Required action: For this exercise, write out each entry below exactly, omitting the images.

▬▬▬

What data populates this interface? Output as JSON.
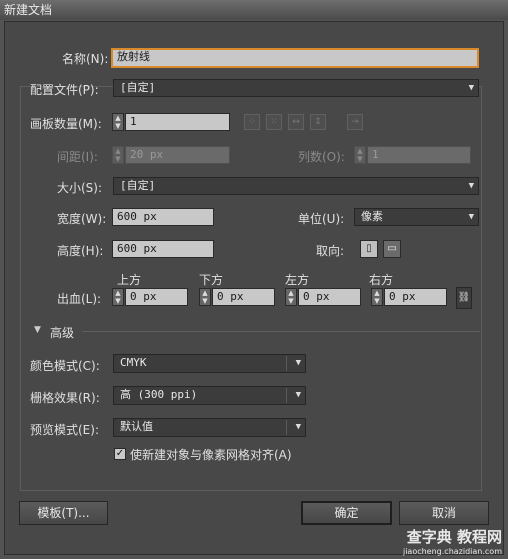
{
  "window": {
    "title": "新建文档"
  },
  "name": {
    "label": "名称(N):",
    "value": "放射线"
  },
  "profile": {
    "label": "配置文件(P):",
    "value": "[自定]"
  },
  "artboards": {
    "label": "画板数量(M):",
    "value": "1"
  },
  "spacing": {
    "label": "间距(I):",
    "value": "20 px"
  },
  "columns": {
    "label": "列数(O):",
    "value": "1"
  },
  "size": {
    "label": "大小(S):",
    "value": "[自定]"
  },
  "width": {
    "label": "宽度(W):",
    "value": "600 px"
  },
  "units": {
    "label": "单位(U):",
    "value": "像素"
  },
  "height": {
    "label": "高度(H):",
    "value": "600 px"
  },
  "orientation": {
    "label": "取向:"
  },
  "bleed": {
    "label": "出血(L):",
    "top": {
      "label": "上方",
      "value": "0 px"
    },
    "bottom": {
      "label": "下方",
      "value": "0 px"
    },
    "left": {
      "label": "左方",
      "value": "0 px"
    },
    "right": {
      "label": "右方",
      "value": "0 px"
    }
  },
  "advanced": {
    "label": "高级"
  },
  "color_mode": {
    "label": "颜色模式(C):",
    "value": "CMYK"
  },
  "raster": {
    "label": "栅格效果(R):",
    "value": "高 (300 ppi)"
  },
  "preview": {
    "label": "预览模式(E):",
    "value": "默认值"
  },
  "align": {
    "label": "使新建对象与像素网格对齐(A)",
    "checked": true,
    "mark": "✓"
  },
  "buttons": {
    "templates": "模板(T)...",
    "ok": "确定",
    "cancel": "取消"
  },
  "watermark": {
    "line1": "查字典 教程网",
    "line2": "jiaocheng.chazidian.com"
  },
  "colors": {
    "focus_border": "#d88a2a",
    "dialog_bg": "#484848"
  }
}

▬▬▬

Task output:
What data populates this interface? Output as JSON.
{
  "window": {
    "title": "新建文档"
  },
  "name": {
    "label": "名称(N):",
    "value": "放射线"
  },
  "profile": {
    "label": "配置文件(P):",
    "value": "[自定]"
  },
  "artboards": {
    "label": "画板数量(M):",
    "value": "1"
  },
  "spacing": {
    "label": "间距(I):",
    "value": "20 px"
  },
  "columns": {
    "label": "列数(O):",
    "value": "1"
  },
  "size": {
    "label": "大小(S):",
    "value": "[自定]"
  },
  "width": {
    "label": "宽度(W):",
    "value": "600 px"
  },
  "units": {
    "label": "单位(U):",
    "value": "像素"
  },
  "height": {
    "label": "高度(H):",
    "value": "600 px"
  },
  "orientation": {
    "label": "取向:"
  },
  "bleed": {
    "label": "出血(L):",
    "top": {
      "label": "上方",
      "value": "0 px"
    },
    "bottom": {
      "label": "下方",
      "value": "0 px"
    },
    "left": {
      "label": "左方",
      "value": "0 px"
    },
    "right": {
      "label": "右方",
      "value": "0 px"
    }
  },
  "advanced": {
    "label": "高级"
  },
  "color_mode": {
    "label": "颜色模式(C):",
    "value": "CMYK"
  },
  "raster": {
    "label": "栅格效果(R):",
    "value": "高 (300 ppi)"
  },
  "preview": {
    "label": "预览模式(E):",
    "value": "默认值"
  },
  "align": {
    "label": "使新建对象与像素网格对齐(A)",
    "checked": true,
    "mark": "✓"
  },
  "buttons": {
    "templates": "模板(T)...",
    "ok": "确定",
    "cancel": "取消"
  },
  "watermark": {
    "line1": "查字典 教程网",
    "line2": "jiaocheng.chazidian.com"
  },
  "colors": {
    "focus_border": "#d88a2a",
    "dialog_bg": "#484848"
  }
}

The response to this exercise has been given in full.